EXERCISE AIM:
The records below must be copied in full, exactly as they read.

(Excerpts from an interface dataset)
┌────────
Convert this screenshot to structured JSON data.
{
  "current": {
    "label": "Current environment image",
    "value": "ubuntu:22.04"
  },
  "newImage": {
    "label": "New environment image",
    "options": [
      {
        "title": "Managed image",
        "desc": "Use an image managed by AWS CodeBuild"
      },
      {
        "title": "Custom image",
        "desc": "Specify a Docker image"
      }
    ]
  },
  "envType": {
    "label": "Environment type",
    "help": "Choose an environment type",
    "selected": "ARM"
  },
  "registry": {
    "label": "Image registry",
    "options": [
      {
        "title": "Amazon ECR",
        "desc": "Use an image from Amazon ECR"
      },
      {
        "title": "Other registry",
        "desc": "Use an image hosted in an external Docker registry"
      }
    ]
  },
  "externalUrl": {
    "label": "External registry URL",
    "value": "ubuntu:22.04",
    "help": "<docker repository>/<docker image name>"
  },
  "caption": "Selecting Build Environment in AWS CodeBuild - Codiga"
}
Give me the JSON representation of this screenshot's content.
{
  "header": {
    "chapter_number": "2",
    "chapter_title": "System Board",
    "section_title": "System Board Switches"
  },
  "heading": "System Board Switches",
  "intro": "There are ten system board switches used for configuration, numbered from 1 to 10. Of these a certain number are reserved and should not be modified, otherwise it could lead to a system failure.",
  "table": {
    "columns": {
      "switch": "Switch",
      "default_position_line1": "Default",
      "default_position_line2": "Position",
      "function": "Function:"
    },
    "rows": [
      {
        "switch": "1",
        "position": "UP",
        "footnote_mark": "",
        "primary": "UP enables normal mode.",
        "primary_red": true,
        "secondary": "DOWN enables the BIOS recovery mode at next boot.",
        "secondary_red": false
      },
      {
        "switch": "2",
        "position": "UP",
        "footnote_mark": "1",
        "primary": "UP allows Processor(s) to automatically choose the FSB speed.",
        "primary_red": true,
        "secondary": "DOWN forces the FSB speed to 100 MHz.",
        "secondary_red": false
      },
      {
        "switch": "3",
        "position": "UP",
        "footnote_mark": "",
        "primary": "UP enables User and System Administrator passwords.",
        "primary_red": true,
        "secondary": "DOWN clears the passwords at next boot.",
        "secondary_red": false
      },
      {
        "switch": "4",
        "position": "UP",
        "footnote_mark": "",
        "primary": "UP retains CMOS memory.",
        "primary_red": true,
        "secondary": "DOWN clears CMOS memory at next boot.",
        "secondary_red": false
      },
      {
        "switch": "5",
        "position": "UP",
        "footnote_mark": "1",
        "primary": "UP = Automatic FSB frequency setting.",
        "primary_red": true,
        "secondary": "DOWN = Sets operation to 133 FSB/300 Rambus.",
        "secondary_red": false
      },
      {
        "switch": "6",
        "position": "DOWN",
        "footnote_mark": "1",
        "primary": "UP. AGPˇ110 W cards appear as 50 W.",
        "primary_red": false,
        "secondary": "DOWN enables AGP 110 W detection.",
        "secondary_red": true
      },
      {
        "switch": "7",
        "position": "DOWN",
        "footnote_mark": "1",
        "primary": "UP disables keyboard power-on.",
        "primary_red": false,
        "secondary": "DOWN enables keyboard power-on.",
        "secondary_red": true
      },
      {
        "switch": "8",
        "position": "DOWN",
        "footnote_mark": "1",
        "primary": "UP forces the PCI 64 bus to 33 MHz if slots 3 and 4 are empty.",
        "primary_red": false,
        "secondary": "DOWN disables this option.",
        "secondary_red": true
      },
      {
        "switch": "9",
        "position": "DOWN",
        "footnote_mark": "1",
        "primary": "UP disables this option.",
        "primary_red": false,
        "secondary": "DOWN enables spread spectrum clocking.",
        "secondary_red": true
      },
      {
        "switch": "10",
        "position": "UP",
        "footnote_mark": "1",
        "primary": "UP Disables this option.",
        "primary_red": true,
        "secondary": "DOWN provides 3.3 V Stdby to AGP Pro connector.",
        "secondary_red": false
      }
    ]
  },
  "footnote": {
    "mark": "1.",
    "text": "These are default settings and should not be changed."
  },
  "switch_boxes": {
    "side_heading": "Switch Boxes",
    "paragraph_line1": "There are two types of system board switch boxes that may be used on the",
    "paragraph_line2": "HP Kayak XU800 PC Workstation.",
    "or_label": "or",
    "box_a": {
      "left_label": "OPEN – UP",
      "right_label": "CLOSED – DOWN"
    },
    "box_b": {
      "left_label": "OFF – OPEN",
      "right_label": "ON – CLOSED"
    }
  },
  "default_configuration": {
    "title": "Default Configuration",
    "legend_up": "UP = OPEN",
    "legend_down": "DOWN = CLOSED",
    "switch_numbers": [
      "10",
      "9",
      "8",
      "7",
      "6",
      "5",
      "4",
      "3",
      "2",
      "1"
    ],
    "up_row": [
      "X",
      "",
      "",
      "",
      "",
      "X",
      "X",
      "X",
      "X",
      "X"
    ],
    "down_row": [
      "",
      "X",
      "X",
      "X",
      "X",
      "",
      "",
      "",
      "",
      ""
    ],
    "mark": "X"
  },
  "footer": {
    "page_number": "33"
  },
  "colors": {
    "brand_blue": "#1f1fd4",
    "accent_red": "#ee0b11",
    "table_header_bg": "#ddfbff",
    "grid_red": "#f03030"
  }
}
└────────
WRITTEN SOLUTION:
Convert this screenshot to structured JSON data.
{
  "current": {
    "label": "Current environment image",
    "value": "ubuntu:22.04"
  },
  "newImage": {
    "label": "New environment image",
    "options": [
      {
        "title": "Managed image",
        "desc": "Use an image managed by AWS CodeBuild"
      },
      {
        "title": "Custom image",
        "desc": "Specify a Docker image"
      }
    ]
  },
  "envType": {
    "label": "Environment type",
    "help": "Choose an environment type",
    "selected": "ARM"
  },
  "registry": {
    "label": "Image registry",
    "options": [
      {
        "title": "Amazon ECR",
        "desc": "Use an image from Amazon ECR"
      },
      {
        "title": "Other registry",
        "desc": "Use an image hosted in an external Docker registry"
      }
    ]
  },
  "externalUrl": {
    "label": "External registry URL",
    "value": "ubuntu:22.04",
    "help": "<docker repository>/<docker image name>"
  },
  "caption": "Selecting Build Environment in AWS CodeBuild - Codiga"
}
Give me the JSON representation of this screenshot's content.
{
  "header": {
    "chapter_number": "2",
    "chapter_title": "System Board",
    "section_title": "System Board Switches"
  },
  "heading": "System Board Switches",
  "intro": "There are ten system board switches used for configuration, numbered from 1 to 10. Of these a certain number are reserved and should not be modified, otherwise it could lead to a system failure.",
  "table": {
    "columns": {
      "switch": "Switch",
      "default_position_line1": "Default",
      "default_position_line2": "Position",
      "function": "Function:"
    },
    "rows": [
      {
        "switch": "1",
        "position": "UP",
        "footnote_mark": "",
        "primary": "UP enables normal mode.",
        "primary_red": true,
        "secondary": "DOWN enables the BIOS recovery mode at next boot.",
        "secondary_red": false
      },
      {
        "switch": "2",
        "position": "UP",
        "footnote_mark": "1",
        "primary": "UP allows Processor(s) to automatically choose the FSB speed.",
        "primary_red": true,
        "secondary": "DOWN forces the FSB speed to 100 MHz.",
        "secondary_red": false
      },
      {
        "switch": "3",
        "position": "UP",
        "footnote_mark": "",
        "primary": "UP enables User and System Administrator passwords.",
        "primary_red": true,
        "secondary": "DOWN clears the passwords at next boot.",
        "secondary_red": false
      },
      {
        "switch": "4",
        "position": "UP",
        "footnote_mark": "",
        "primary": "UP retains CMOS memory.",
        "primary_red": true,
        "secondary": "DOWN clears CMOS memory at next boot.",
        "secondary_red": false
      },
      {
        "switch": "5",
        "position": "UP",
        "footnote_mark": "1",
        "primary": "UP = Automatic FSB frequency setting.",
        "primary_red": true,
        "secondary": "DOWN = Sets operation to 133 FSB/300 Rambus.",
        "secondary_red": false
      },
      {
        "switch": "6",
        "position": "DOWN",
        "footnote_mark": "1",
        "primary": "UP. AGPˇ110 W cards appear as 50 W.",
        "primary_red": false,
        "secondary": "DOWN enables AGP 110 W detection.",
        "secondary_red": true
      },
      {
        "switch": "7",
        "position": "DOWN",
        "footnote_mark": "1",
        "primary": "UP disables keyboard power-on.",
        "primary_red": false,
        "secondary": "DOWN enables keyboard power-on.",
        "secondary_red": true
      },
      {
        "switch": "8",
        "position": "DOWN",
        "footnote_mark": "1",
        "primary": "UP forces the PCI 64 bus to 33 MHz if slots 3 and 4 are empty.",
        "primary_red": false,
        "secondary": "DOWN disables this option.",
        "secondary_red": true
      },
      {
        "switch": "9",
        "position": "DOWN",
        "footnote_mark": "1",
        "primary": "UP disables this option.",
        "primary_red": false,
        "secondary": "DOWN enables spread spectrum clocking.",
        "secondary_red": true
      },
      {
        "switch": "10",
        "position": "UP",
        "footnote_mark": "1",
        "primary": "UP Disables this option.",
        "primary_red": true,
        "secondary": "DOWN provides 3.3 V Stdby to AGP Pro connector.",
        "secondary_red": false
      }
    ]
  },
  "footnote": {
    "mark": "1.",
    "text": "These are default settings and should not be changed."
  },
  "switch_boxes": {
    "side_heading": "Switch Boxes",
    "paragraph_line1": "There are two types of system board switch boxes that may be used on the",
    "paragraph_line2": "HP Kayak XU800 PC Workstation.",
    "or_label": "or",
    "box_a": {
      "left_label": "OPEN – UP",
      "right_label": "CLOSED – DOWN"
    },
    "box_b": {
      "left_label": "OFF – OPEN",
      "right_label": "ON – CLOSED"
    }
  },
  "default_configuration": {
    "title": "Default Configuration",
    "legend_up": "UP = OPEN",
    "legend_down": "DOWN = CLOSED",
    "switch_numbers": [
      "10",
      "9",
      "8",
      "7",
      "6",
      "5",
      "4",
      "3",
      "2",
      "1"
    ],
    "up_row": [
      "X",
      "",
      "",
      "",
      "",
      "X",
      "X",
      "X",
      "X",
      "X"
    ],
    "down_row": [
      "",
      "X",
      "X",
      "X",
      "X",
      "",
      "",
      "",
      "",
      ""
    ],
    "mark": "X"
  },
  "footer": {
    "page_number": "33"
  },
  "colors": {
    "brand_blue": "#1f1fd4",
    "accent_red": "#ee0b11",
    "table_header_bg": "#ddfbff",
    "grid_red": "#f03030"
  }
}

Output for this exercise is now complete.